[Stored dataset items]
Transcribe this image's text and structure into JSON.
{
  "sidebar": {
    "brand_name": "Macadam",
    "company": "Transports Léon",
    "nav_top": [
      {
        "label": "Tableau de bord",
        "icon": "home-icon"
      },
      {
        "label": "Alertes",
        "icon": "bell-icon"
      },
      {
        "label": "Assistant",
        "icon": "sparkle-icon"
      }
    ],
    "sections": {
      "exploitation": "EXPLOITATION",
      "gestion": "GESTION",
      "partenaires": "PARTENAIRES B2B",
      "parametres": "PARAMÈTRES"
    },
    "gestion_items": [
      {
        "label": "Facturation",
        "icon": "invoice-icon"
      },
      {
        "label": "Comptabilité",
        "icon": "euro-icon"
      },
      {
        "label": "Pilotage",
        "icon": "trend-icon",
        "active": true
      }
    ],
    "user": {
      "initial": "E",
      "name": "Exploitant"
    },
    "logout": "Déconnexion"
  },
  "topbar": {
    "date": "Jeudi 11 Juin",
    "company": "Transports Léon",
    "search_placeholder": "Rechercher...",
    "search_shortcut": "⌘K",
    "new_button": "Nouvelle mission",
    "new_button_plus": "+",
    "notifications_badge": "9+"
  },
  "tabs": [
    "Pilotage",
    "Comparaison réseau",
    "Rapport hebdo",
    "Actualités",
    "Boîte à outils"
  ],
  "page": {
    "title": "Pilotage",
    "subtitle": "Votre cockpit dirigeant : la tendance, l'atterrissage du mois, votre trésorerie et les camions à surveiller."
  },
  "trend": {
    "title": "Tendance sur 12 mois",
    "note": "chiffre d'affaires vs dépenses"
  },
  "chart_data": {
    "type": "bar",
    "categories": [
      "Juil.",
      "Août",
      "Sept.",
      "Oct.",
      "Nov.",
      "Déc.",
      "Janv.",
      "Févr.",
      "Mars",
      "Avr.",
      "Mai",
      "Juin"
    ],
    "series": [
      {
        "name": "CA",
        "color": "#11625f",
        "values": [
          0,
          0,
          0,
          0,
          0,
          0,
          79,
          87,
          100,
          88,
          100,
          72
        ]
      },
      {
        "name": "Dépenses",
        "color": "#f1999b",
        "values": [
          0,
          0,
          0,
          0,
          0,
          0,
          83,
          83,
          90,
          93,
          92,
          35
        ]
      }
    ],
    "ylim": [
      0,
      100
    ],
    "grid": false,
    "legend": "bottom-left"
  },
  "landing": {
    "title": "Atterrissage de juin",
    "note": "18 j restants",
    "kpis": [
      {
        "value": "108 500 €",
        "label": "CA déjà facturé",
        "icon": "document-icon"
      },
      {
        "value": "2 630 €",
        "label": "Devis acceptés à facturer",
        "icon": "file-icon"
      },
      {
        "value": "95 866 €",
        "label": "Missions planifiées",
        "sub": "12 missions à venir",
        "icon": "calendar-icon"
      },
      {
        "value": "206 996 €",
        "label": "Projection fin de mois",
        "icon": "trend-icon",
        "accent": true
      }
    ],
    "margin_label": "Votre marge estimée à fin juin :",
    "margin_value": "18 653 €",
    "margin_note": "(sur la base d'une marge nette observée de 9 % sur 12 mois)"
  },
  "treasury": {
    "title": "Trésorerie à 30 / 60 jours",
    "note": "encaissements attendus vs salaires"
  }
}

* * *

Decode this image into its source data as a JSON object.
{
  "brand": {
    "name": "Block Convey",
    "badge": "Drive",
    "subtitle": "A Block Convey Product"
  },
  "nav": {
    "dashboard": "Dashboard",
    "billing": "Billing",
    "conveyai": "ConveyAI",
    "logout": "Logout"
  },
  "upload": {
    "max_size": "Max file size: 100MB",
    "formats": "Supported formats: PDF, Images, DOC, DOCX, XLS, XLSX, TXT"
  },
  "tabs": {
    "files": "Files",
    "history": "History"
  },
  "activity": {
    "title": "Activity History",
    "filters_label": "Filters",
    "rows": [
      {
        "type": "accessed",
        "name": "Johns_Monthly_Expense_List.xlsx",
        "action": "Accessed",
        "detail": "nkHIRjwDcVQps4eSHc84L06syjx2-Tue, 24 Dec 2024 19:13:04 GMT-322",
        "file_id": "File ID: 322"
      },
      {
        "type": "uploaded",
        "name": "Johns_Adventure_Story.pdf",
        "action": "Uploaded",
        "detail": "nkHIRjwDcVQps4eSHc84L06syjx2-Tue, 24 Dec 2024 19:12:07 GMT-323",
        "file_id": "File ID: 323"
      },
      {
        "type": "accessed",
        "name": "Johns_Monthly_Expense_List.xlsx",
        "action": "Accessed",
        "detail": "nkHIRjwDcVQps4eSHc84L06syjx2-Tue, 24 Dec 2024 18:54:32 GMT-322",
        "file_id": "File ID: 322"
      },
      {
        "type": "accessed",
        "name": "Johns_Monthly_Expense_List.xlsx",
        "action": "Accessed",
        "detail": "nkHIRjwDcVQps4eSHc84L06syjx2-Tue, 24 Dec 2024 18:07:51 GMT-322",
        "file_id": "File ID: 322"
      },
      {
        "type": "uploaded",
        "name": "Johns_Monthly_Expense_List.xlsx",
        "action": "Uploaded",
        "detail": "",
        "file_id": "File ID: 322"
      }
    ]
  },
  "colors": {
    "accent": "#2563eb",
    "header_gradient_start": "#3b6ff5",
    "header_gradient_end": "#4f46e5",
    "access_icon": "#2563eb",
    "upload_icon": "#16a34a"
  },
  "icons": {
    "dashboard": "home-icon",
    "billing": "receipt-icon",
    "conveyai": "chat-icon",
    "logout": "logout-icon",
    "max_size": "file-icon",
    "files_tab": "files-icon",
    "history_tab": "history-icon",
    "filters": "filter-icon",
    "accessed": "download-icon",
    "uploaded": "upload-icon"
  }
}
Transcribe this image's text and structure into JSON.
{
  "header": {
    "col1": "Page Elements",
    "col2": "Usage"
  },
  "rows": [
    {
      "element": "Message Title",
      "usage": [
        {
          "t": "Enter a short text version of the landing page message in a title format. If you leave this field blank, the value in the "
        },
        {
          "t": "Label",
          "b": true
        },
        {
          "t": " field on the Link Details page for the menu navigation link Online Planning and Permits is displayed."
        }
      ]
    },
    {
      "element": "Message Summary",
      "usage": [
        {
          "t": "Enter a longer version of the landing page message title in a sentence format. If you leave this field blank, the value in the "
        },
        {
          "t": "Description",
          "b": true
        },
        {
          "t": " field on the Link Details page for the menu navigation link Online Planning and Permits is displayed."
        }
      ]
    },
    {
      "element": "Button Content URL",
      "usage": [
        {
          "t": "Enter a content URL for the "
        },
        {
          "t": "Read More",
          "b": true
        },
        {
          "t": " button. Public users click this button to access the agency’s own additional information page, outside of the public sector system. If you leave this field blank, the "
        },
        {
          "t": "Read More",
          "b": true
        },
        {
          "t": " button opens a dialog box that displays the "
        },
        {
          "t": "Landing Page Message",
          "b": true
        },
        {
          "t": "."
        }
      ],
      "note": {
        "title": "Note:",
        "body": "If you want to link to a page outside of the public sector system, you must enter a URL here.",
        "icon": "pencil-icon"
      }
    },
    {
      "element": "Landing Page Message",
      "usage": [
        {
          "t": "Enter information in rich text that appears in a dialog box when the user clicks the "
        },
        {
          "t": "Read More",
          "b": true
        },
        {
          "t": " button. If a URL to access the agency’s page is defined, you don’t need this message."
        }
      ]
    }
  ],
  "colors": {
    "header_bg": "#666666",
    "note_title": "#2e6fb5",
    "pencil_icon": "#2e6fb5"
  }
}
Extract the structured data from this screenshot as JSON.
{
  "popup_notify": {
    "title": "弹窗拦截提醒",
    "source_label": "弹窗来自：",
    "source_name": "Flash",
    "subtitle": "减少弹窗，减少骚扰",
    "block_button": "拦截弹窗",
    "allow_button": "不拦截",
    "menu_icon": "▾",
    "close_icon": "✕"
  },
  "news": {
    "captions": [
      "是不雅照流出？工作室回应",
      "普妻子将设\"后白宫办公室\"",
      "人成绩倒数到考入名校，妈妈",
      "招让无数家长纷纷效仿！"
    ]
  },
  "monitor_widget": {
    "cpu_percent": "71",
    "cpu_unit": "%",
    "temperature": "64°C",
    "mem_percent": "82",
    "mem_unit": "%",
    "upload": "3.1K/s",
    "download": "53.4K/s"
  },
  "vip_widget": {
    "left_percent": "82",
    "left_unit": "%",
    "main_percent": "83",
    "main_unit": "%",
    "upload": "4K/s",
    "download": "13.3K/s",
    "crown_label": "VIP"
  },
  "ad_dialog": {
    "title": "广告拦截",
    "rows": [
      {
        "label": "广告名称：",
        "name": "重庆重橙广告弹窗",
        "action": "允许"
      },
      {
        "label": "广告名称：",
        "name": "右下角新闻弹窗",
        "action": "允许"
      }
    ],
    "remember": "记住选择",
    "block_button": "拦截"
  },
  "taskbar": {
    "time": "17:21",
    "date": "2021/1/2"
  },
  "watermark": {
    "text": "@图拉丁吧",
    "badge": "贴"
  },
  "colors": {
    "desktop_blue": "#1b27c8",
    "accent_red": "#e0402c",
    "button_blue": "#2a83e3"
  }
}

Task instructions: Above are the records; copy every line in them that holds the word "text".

Solution to this exercise:
Transcribe this image's text and structure into JSON.
Transcribe this image's text and structure into JSON.
          "t": "Enter a short text version of the landing page message in a title format. If you leave this field blank, the value in the "
          "t": "Enter information in rich text that appears in a dialog box when the user clicks the "
    "text": "@图拉丁吧",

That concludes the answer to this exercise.